- in order to promote the therapeutic objective, you must be alert to interpatient variation in drug responses - it is not possible to predict exactly how an individual patient will respond to medication - each patient must be evaluated to determine his or her actual response to treatment A. ED50 - an abbreviation for average effective dose - the dose that is required to produce a defined therapeutic response in 50% of the population - can be considered a “standard” dose and is frequently the dose selected for initial treatment - after evaluating the response to the “standard” dose, adjustments can be made for subsequent doses B. CLINICAL IMPLICATIONS OF INTERPATIENT VARIABILITY 1. The initial dose of a drug is necessarily an approximation. Subsequent doses must be “fine tuned” based on the patient’s response. - administer the medication as prescribed and evaluate the response - dosage adjustments can then be made as needed
- if the physician’s order calls for a dose that differs from the recommended dose by a large amount, that order should be challenged 2. When given an average effective dose (ED50) some patients will be undertreated, whereas others will have received more drug than they need. - when therapy is initiated with a dose equivalent to the ED50 it is especially important to evaluate the patient’s response - patients who fail to respond may need an increase in dosage - signs of toxicity will need a dosage reduction 3. Since drug responses are not completely predictable, you must look at the patient (and not the reference books) to determine if too much or too little medication has been administered - doses should be adjusted based on the patient’s response and not just on the basis of what some reference says is supposed to work - an average dose may be effective for some patients, ineffective for others, and toxic for still others 4. Because of variability in responses, nurses, patients, and other concerned individuals must evaluate actual responses and be prepared to inform the prescribing physician about these responses so that proper adjustments in dosage can be made
- a measure of a drug’s safety - determined using laboratory animals - ratio of a drug’s LD50 to its ED50 LD50 – average lethal dose - dose that is lethal to 50% of the animals treated - large therapeutic index indicates that a drug is relatively safe LD50 is much larger than the therapeutic dose - small therapeutic index indicates that a drug is relatively unsafe LD50 is not much larger than the therapeutic dose
- if a drug is to be truly safe, the highest dose required to produce therapeutic effects must be substantially lower than the lowest dose capable of causing death

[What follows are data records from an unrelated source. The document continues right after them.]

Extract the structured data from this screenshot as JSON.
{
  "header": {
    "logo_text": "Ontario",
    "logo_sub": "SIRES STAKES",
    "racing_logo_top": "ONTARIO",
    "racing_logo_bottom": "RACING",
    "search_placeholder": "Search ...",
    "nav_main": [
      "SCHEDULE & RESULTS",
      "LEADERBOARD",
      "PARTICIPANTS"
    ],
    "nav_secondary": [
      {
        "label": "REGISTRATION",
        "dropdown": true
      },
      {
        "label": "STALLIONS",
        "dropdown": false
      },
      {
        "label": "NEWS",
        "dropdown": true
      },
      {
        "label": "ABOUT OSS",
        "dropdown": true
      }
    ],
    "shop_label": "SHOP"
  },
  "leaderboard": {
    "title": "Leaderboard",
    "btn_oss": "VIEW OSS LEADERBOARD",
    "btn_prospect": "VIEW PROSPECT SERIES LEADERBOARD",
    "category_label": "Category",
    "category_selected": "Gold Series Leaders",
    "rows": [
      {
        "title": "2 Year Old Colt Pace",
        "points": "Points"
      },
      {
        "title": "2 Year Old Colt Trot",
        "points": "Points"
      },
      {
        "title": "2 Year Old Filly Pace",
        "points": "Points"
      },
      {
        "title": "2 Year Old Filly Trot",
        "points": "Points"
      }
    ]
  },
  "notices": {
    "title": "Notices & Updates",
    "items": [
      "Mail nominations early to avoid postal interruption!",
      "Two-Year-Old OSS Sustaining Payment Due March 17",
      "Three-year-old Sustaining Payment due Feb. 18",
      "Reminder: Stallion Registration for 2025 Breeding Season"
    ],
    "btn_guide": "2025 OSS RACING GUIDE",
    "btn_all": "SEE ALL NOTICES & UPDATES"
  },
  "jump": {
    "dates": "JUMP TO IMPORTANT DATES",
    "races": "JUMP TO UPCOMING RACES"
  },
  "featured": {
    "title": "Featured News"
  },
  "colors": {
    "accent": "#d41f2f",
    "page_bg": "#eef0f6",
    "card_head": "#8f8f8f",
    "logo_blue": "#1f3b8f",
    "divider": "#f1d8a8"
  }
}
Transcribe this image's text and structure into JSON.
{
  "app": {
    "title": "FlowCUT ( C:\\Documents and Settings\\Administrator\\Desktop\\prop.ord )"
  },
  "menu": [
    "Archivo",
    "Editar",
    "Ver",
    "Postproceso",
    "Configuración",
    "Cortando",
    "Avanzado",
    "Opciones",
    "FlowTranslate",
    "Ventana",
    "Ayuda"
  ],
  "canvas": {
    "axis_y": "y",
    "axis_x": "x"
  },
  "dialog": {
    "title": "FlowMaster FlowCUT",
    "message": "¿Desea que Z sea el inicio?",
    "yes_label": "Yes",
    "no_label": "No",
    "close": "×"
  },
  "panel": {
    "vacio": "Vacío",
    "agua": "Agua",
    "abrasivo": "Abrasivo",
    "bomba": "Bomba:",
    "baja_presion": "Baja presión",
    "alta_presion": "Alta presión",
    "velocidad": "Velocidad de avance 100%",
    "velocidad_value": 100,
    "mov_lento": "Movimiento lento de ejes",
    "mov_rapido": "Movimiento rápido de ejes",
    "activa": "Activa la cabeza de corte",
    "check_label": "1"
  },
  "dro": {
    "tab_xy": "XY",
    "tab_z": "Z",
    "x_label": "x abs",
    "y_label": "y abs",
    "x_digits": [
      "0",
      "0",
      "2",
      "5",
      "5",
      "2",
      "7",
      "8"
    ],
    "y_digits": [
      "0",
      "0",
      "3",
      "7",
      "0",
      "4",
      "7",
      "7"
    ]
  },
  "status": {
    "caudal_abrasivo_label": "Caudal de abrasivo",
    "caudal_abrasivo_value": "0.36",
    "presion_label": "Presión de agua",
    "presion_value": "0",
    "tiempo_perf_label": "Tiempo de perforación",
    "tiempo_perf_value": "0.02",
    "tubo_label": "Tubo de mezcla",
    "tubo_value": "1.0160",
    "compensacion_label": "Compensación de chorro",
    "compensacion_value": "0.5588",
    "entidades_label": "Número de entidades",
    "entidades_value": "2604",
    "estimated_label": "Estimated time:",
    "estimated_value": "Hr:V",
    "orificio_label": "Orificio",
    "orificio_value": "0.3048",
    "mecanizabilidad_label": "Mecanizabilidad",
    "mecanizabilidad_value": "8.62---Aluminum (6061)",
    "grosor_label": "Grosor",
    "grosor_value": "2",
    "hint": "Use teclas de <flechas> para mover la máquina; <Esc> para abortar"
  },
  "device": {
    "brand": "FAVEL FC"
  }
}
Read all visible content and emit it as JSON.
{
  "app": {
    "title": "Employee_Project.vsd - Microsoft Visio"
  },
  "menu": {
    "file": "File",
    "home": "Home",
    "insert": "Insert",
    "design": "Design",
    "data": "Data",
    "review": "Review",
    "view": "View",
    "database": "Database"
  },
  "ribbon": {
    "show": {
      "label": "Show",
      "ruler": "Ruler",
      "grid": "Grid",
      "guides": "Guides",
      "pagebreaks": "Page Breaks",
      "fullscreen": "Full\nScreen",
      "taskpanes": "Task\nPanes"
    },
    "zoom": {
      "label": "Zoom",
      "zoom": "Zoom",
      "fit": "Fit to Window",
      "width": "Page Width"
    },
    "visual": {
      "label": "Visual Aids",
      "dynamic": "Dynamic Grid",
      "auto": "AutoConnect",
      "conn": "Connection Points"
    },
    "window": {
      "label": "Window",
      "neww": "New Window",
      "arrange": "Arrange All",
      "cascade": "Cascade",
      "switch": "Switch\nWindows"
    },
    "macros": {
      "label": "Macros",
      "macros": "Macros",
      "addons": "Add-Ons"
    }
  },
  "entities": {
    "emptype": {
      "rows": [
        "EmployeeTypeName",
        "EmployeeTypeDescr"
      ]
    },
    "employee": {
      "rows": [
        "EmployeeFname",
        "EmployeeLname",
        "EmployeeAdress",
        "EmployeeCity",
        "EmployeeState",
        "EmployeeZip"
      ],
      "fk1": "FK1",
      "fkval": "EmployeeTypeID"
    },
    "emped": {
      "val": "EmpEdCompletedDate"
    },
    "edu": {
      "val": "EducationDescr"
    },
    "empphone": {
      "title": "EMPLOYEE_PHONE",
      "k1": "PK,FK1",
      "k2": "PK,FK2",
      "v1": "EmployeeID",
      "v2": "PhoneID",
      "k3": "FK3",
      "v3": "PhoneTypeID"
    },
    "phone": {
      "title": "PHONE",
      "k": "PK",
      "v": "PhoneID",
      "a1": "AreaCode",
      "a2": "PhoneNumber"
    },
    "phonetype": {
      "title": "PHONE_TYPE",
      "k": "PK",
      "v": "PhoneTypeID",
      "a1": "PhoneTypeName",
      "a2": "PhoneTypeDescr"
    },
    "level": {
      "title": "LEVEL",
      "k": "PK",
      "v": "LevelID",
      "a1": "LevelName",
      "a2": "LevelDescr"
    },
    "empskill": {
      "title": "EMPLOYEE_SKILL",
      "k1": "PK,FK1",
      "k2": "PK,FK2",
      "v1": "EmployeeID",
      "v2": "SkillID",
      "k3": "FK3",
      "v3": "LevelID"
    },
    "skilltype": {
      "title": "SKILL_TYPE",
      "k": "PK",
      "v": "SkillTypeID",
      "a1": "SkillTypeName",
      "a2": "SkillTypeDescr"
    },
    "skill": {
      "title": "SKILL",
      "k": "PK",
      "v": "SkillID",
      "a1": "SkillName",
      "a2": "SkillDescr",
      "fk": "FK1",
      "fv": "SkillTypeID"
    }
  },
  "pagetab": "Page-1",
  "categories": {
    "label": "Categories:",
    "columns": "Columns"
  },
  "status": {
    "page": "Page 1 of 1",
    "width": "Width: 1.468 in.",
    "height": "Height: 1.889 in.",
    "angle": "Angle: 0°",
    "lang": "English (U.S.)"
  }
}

This action might not be possible to undo. Are you sure you want to continue?
We've moved you to where you read on your other device.
Get the full title to continue listening from where you left off, or restart the preview.